Britain is going to be hit by the tail-end of three tropical storms currently ravaging the Atlantic – but they won’t hit us anywhere near as hard.
Hurricane Irma is ploughing through Florida today after completely devastating the Caribbean, leaving at least 29 people dead.
Met Office forecasters have confirmed that the UK will be hit with the ‘remnants’ of the hurricanes in the next two months – but have said they will be far, far smaller.
More immediately, however, the country will be blown about by 70mph winds this week, as yellow weather warnings are put in place for Wales, the North and the Midlands.
And heavy rainfall in Mossley, Greater Manchester, has left the streets completely flooded with cars and pedestrians struggling to get through.
Mossley is flooded again. Avoid Micklehurst. pic.twitter.com/G7vv9fUj9g
— Ni2605 (@2605Nicky) September 11, 2017
Oli Claydon from the Met Office told Metro.co.uk: ‘Although we obviously have got a number of hurricanes in the Atlantic area at the moment, they will be weakening significantly.
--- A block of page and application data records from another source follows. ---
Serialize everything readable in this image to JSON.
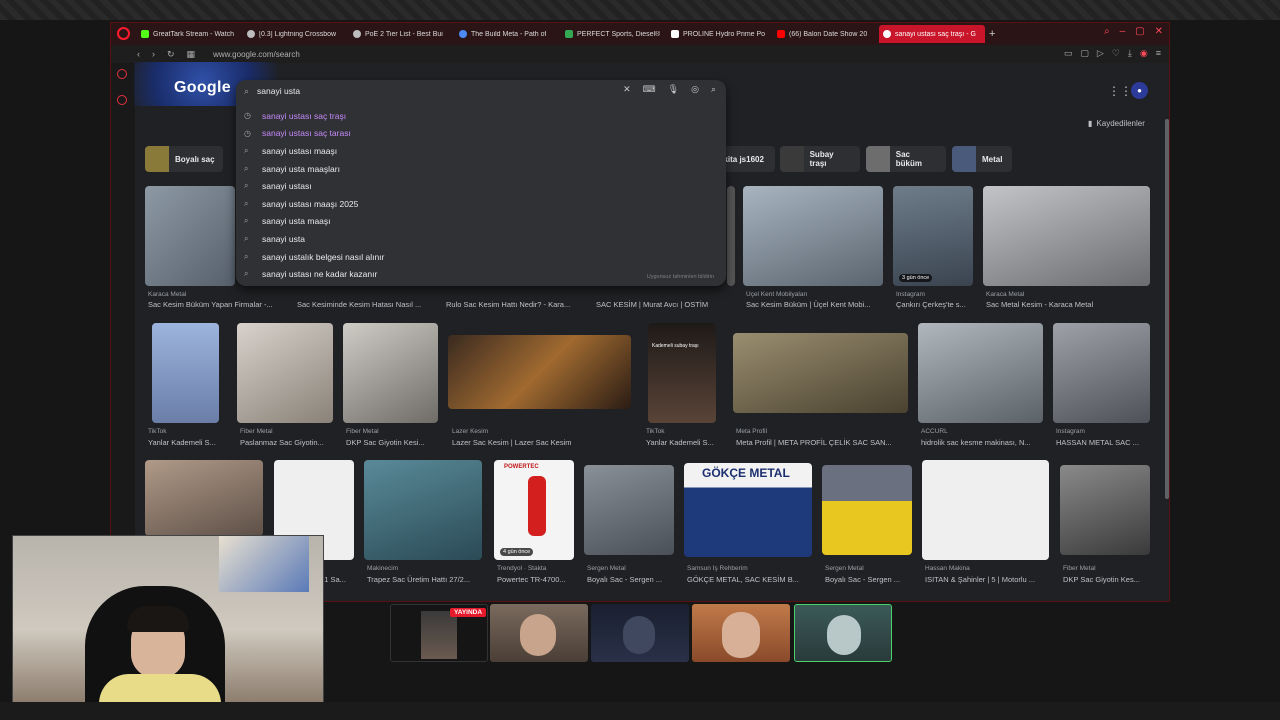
{
  "browser": {
    "tabs": [
      {
        "title": "GreatTark Stream - Watch",
        "color": "#53fc18"
      },
      {
        "title": "[0.3] Lightning Crossbow",
        "color": "#bdbdbd"
      },
      {
        "title": "PoE 2 Tier List - Best Bui",
        "color": "#bdbdbd"
      },
      {
        "title": "The Build Meta - Path of",
        "color": "#4c8bf5"
      },
      {
        "title": "PERFECT Sports, Diesel®",
        "color": "#34a853"
      },
      {
        "title": "PROLINE Hydro Prime Po",
        "color": "#ffffff"
      },
      {
        "title": "(66) Balon Date Show 20",
        "color": "#ff0000"
      },
      {
        "title": "sanayi ustası saç traşı - G",
        "color": "#ffffff"
      }
    ],
    "url": "www.google.com/search"
  },
  "google": {
    "logo": "Google",
    "saved_label": "Kaydedilenler",
    "avatar_letter": "●"
  },
  "search": {
    "query": "sanayi usta",
    "suggestions": [
      {
        "text": "sanayi ustası saç traşı",
        "type": "history"
      },
      {
        "text": "sanayi ustası saç tarası",
        "type": "history"
      },
      {
        "text": "sanayi ustası maaşı",
        "type": "search"
      },
      {
        "text": "sanayi usta maaşları",
        "type": "search"
      },
      {
        "text": "sanayi ustası",
        "type": "search"
      },
      {
        "text": "sanayi ustası maaşı 2025",
        "type": "search"
      },
      {
        "text": "sanayi usta maaşı",
        "type": "search"
      },
      {
        "text": "sanayi usta",
        "type": "search"
      },
      {
        "text": "sanayi ustalık belgesi nasıl alınır",
        "type": "search"
      },
      {
        "text": "sanayi ustası ne kadar kazanır",
        "type": "search"
      }
    ],
    "footer": "Uygunsuz tahminleri bildirin"
  },
  "chips": [
    {
      "label": "Boyalı saç",
      "color": "#8a7a3a"
    },
    {
      "label": "akita js1602",
      "color": "#5a5a5a"
    },
    {
      "label": "Subay traşı",
      "color": "#3a3a3a"
    },
    {
      "label": "Sac büküm",
      "color": "#6d6d6d"
    },
    {
      "label": "Metal",
      "color": "#4a5a7a"
    }
  ],
  "results": {
    "row1": [
      {
        "caption": "Sac Kesim Büküm Yapan Firmalar -...",
        "source": "Karaca Metal",
        "color": "#6a7480"
      },
      {
        "caption": "Sac Kesiminde Kesim Hatası Nasıl ...",
        "source": "",
        "color": "#4a4a4a"
      },
      {
        "caption": "Rulo Sac Kesim Hattı Nedir? - Kara...",
        "source": "",
        "color": "#4a4a4a"
      },
      {
        "caption": "SAC KESİM | Murat Avcı | OSTİM",
        "source": "",
        "color": "#4a4a4a"
      },
      {
        "caption": "Sac Kesim Büküm | Üçel Kent Mobi...",
        "source": "Üçel Kent Mobilyaları",
        "color": "#7a8590"
      },
      {
        "caption": "Çankırı Çerkeş'te s...",
        "source": "Instagram",
        "color": "#5c6a78",
        "badge": "3 gün önce"
      },
      {
        "caption": "Sac Metal Kesim - Karaca Metal",
        "source": "Karaca Metal",
        "color": "#8c8e92"
      }
    ],
    "row2": [
      {
        "caption": "Yanlar Kademeli S...",
        "source": "TikTok",
        "color": "#8aa0c8"
      },
      {
        "caption": "Paslanmaz Sac Giyotin...",
        "source": "Fiber Metal",
        "color": "#b8b2ac"
      },
      {
        "caption": "DKP Sac Giyotin Kesi...",
        "source": "Fiber Metal",
        "color": "#9c9892"
      },
      {
        "caption": "Lazer Sac Kesim | Lazer Sac Kesim",
        "source": "Lazer Kesim",
        "color": "#5a4030"
      },
      {
        "caption": "Yanlar Kademeli S...",
        "source": "TikTok",
        "color": "#3a2a24",
        "overlay": "Kademeli subay traşı"
      },
      {
        "caption": "Meta Profil | META PROFİL ÇELİK SAC SAN...",
        "source": "Meta Profil",
        "color": "#7a7056"
      },
      {
        "caption": "hidrolik sac kesme makinası, N...",
        "source": "ACCURL",
        "color": "#8a9298"
      },
      {
        "caption": "HASSAN METAL SAC ...",
        "source": "Instagram",
        "color": "#7a7e84"
      }
    ],
    "row3": [
      {
        "caption": "",
        "source": "",
        "color": "#9a8a7a"
      },
      {
        "caption": "...1 Sa...",
        "source": "",
        "color": "#e8e8e8"
      },
      {
        "caption": "Trapez Sac Üretim Hattı 27/2...",
        "source": "Makinecim",
        "color": "#3a6a78"
      },
      {
        "caption": "Powertec TR-4700...",
        "source": "Trendyol · Stakta",
        "color": "#f0f0f0",
        "badge": "4 gün önce",
        "brand": "POWERTEC"
      },
      {
        "caption": "Boyalı Sac - Sergen ...",
        "source": "Sergen Metal",
        "color": "#6a7080"
      },
      {
        "caption": "GÖKÇE METAL, SAC KESİM B...",
        "source": "Samsun İş Rehberim",
        "color": "#1e3a7a",
        "brand": "GÖKÇE METAL"
      },
      {
        "caption": "Boyalı Sac - Sergen ...",
        "source": "Sergen Metal",
        "color": "#e8c820"
      },
      {
        "caption": "ISITAN & Şahinler | 5 | Motorlu ...",
        "source": "Hassan Makina",
        "color": "#efefef"
      },
      {
        "caption": "DKP Sac Giyotin Kes...",
        "source": "Fiber Metal",
        "color": "#6c6c6c"
      }
    ]
  },
  "stream": {
    "live_label": "YAYINDA"
  }
}
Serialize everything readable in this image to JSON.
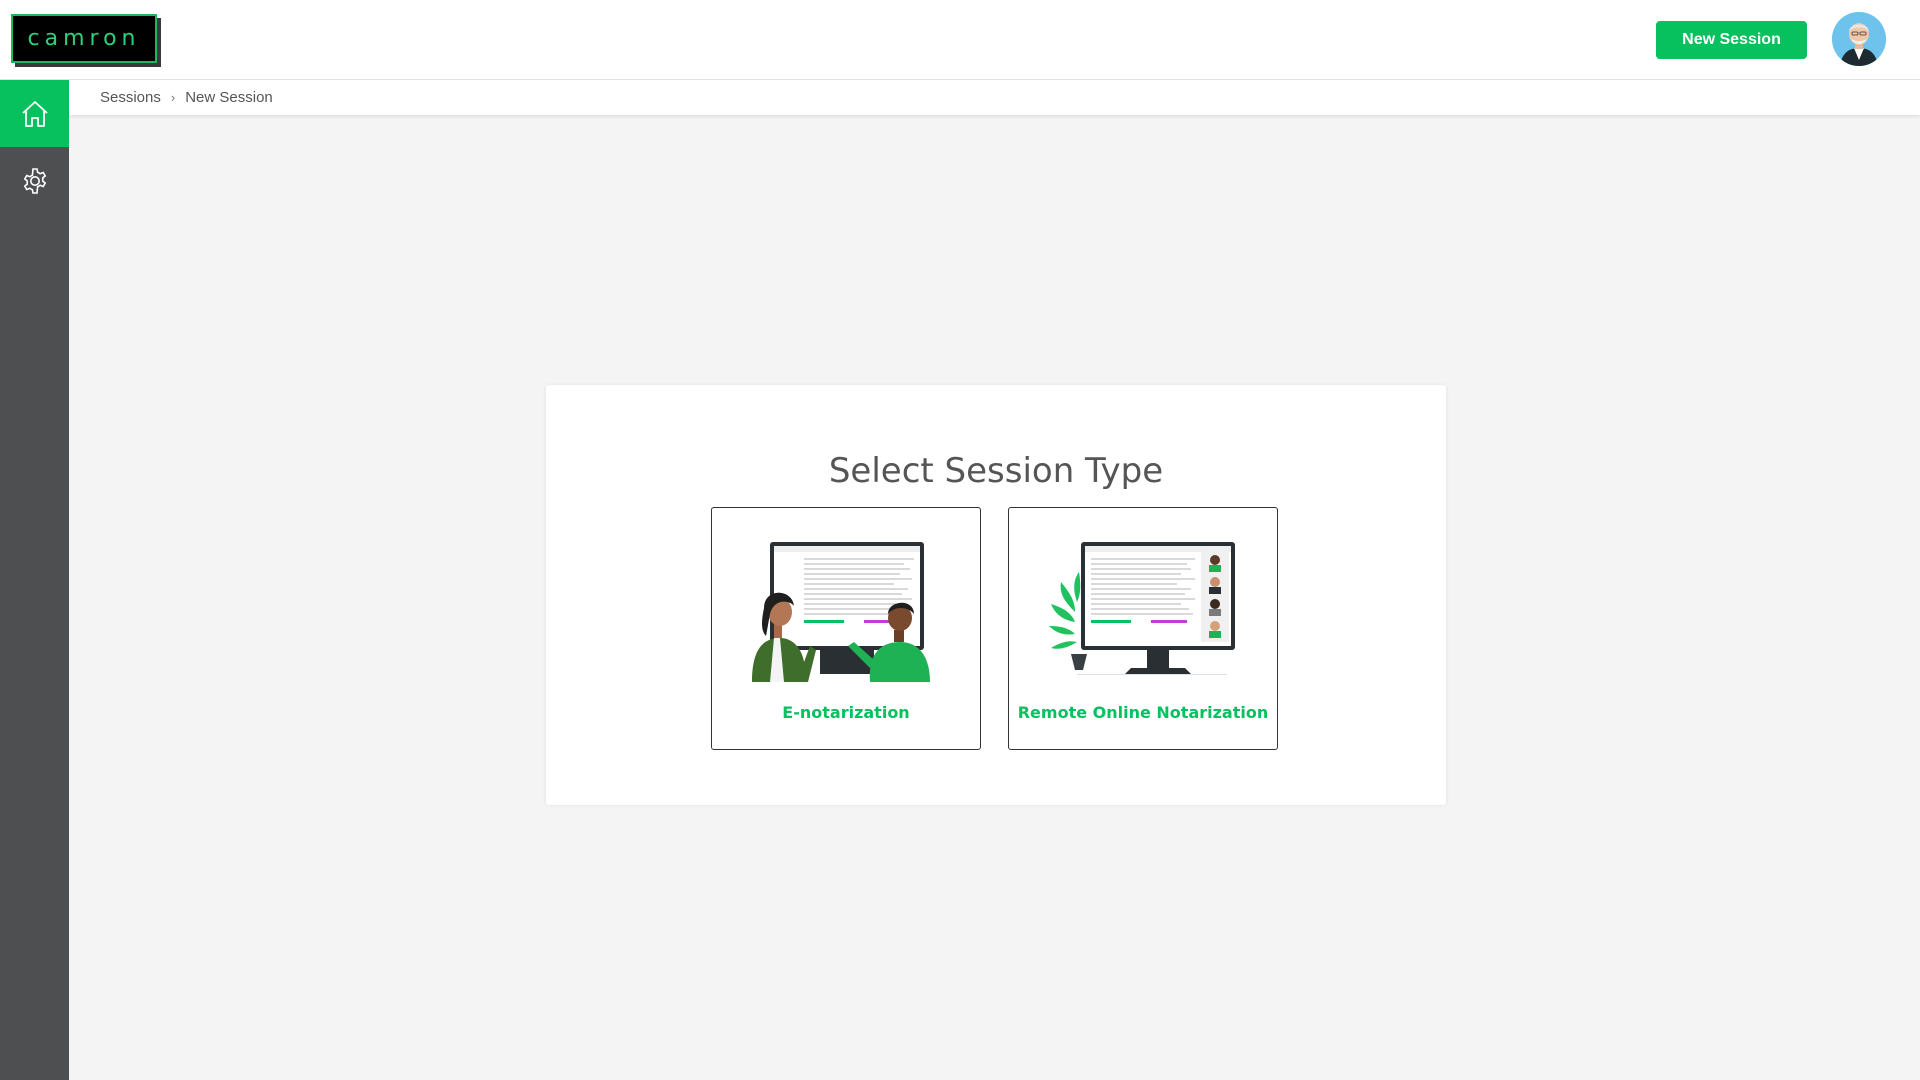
{
  "header": {
    "logo_text": "camron",
    "new_session_label": "New Session"
  },
  "sidebar": {
    "items": [
      {
        "icon": "home-icon",
        "active": true
      },
      {
        "icon": "gear-icon",
        "active": false
      }
    ]
  },
  "breadcrumb": {
    "items": [
      "Sessions",
      "New Session"
    ]
  },
  "main": {
    "title": "Select Session Type",
    "options": [
      {
        "label": "E-notarization",
        "icon": "e-notarization-illustration"
      },
      {
        "label": "Remote Online Notarization",
        "icon": "remote-online-notarization-illustration"
      }
    ]
  },
  "colors": {
    "accent": "#07c15f",
    "sidebar": "#4d4f51",
    "background": "#f4f4f4"
  }
}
Hurricane Irma, for example, started off as a category 5 hurricane but is already now category 1.
‘It will continue to lose energy, and by the time it gets to us, it will be so far changed from what we are seeing in the US and Caribbean that it will be totally different.
‘We do often get remnants of hurricanes, but they just pass through as normal weather systems.’
Although we’re not going to be hit by a hurricane of epic proportions, we are going to have a generally unpleasant week.
Yellow weather warnings are in place in South Wales today, and in North Wales and the Midlands on Tuesday and Wednesday, warning of windy and wet conditions.
‘There will be strong winds causing generally blustery weather, with winds of around 45mph to 50mph – or even up to 60mph – in Wales today,’ Claydon said.
‘At eight o’clock on Tuesday evening through to 10 o’clock on Wednesday morning, there will be a spot of low pressure pushing eastwards in North Wales and norhtern England, causing gusts of 55mph to 60mph.’
And other parts of the country won’t escape from the wet and windy weather.
‘Winds will be blustery day-to-day, generally easing further west,’ Claydon said. ‘There will be blustery showers today, but it will become a little bit calmer by tomorrow.
‘Tuedsay will see a much dryer and brighter start for many in the east, although there will be a few scattered showers.’
‘But on Tuesday afternoon, thick clouds will start to build up and will bring rainfall to much of the UK. By the evening through to Wednesday, it will be a pretty wet and windy night.
‘As we wake up on Wednesday morning there will be some brightness, with chances of rain and showers.’